NBA Team #2: Minnesota Timberwolves
Entering year two of the questionable Rudy Gobert trilogy that began a summer ago, it has been pretty quiet improvement-wise for the Timberwolves. The double-big, all-length lineup still brings intrigue, but it is no secret that the development of Anthony Edwards is the Wolves’ embellishment. An entertaining, electric rising superstar for Team USA has brought promise and the upmost confidence to an organization that has been so accustomed to crumbling when the lights turn bright.
Despite an eerie slating next to Karl-Anthony Towns, the Gobert acquisition would have made more sense in the latter half of their continuity. Edwards still has blossoming to do through playoff reps and battle tests before he can drive the ship and will his team through postseason wars. Though he has proven to be box-office, one of the elite two-way talents in the league, there are still numerous All-NBA bosses and contenders in the way of the Wolves.
Retaining Naz Reid surely does not hurt, if you like the team’s format and style, that is. They inked subsidiary depth-fillers in Shake Milton and Troy Brown Jr. There were more leaders or vets on the market that could have brought more adulthood to the locker room or amplified the rotation. Minnesota did incorporate Mike Conley into the mix in February, igniting some previous chemistry that was built with him and Gobert in Utah, but they only finished with a .500 second half.

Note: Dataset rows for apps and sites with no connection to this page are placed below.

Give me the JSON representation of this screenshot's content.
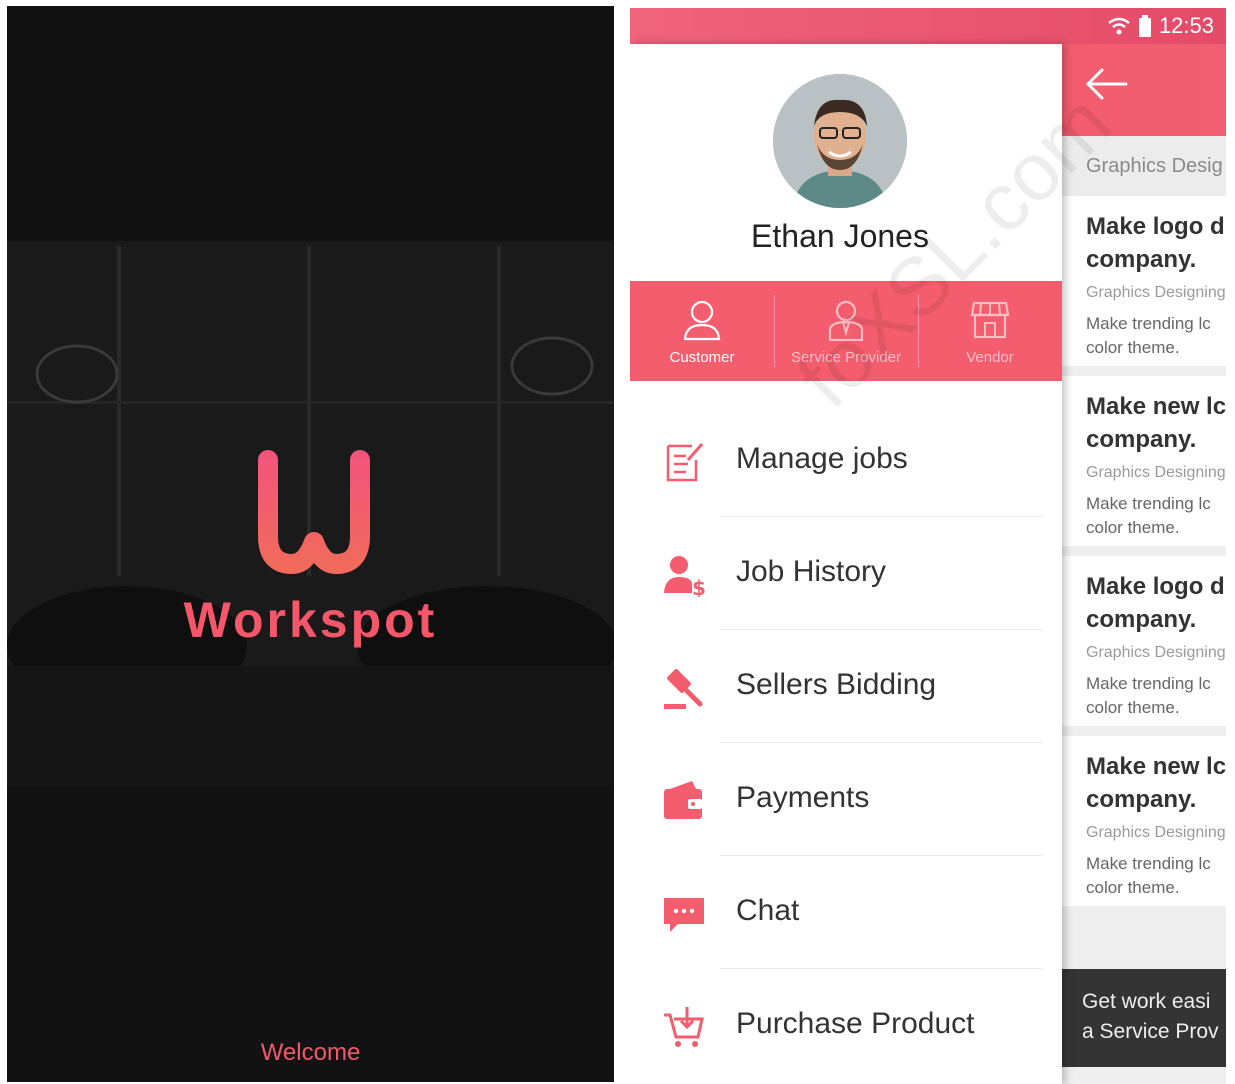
{
  "splash": {
    "brand": "Workspot",
    "welcome": "Welcome",
    "logo_color": "#f4566a"
  },
  "status_bar": {
    "time": "12:53",
    "icons": [
      "wifi-icon",
      "battery-icon"
    ]
  },
  "drawer": {
    "user_name": "Ethan Jones",
    "roles": [
      {
        "label": "Customer",
        "icon": "user-icon",
        "active": true
      },
      {
        "label": "Service Provider",
        "icon": "service-provider-icon",
        "active": false
      },
      {
        "label": "Vendor",
        "icon": "store-icon",
        "active": false
      }
    ],
    "menu": [
      {
        "label": "Manage jobs",
        "icon": "edit-document-icon"
      },
      {
        "label": "Job History",
        "icon": "user-dollar-icon"
      },
      {
        "label": "Sellers Bidding",
        "icon": "gavel-icon"
      },
      {
        "label": "Payments",
        "icon": "wallet-icon"
      },
      {
        "label": "Chat",
        "icon": "chat-bubble-icon"
      },
      {
        "label": "Purchase Product",
        "icon": "cart-icon"
      }
    ]
  },
  "content": {
    "category": "Graphics Desig",
    "cards": [
      {
        "title_1": "Make logo d",
        "title_2": "company.",
        "category": "Graphics Designing",
        "desc_1": "Make trending lc",
        "desc_2": "color theme."
      },
      {
        "title_1": "Make new lc",
        "title_2": "company.",
        "category": "Graphics Designing",
        "desc_1": "Make trending lc",
        "desc_2": "color theme."
      },
      {
        "title_1": "Make logo d",
        "title_2": "company.",
        "category": "Graphics Designing",
        "desc_1": "Make trending lc",
        "desc_2": "color theme."
      },
      {
        "title_1": "Make new lc",
        "title_2": "company.",
        "category": "Graphics Designing",
        "desc_1": "Make trending lc",
        "desc_2": "color theme."
      }
    ],
    "toast_1": "Get work easi",
    "toast_2": "a Service Prov"
  },
  "watermark": "foXSL.com",
  "colors": {
    "accent": "#f35d6d",
    "accent_dark": "#e44b69",
    "splash_bg": "#141414"
  }
}
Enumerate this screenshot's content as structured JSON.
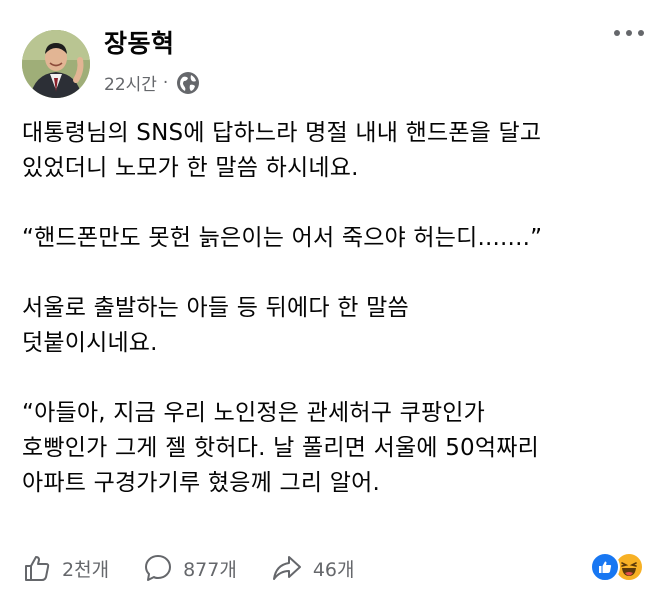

There is just not much of a ceiling for the Timberwolves with the current landscape of the league, let alone the west, as fans’ petitions have floated around directing Town’s future. Edwards’ first All-NBA campaign could be on the cusp, but is it as significant a leap that it boosts Minnesota that much beyond the premature playoff stages? There is a good chance the Timberwolves will not be a contender yet.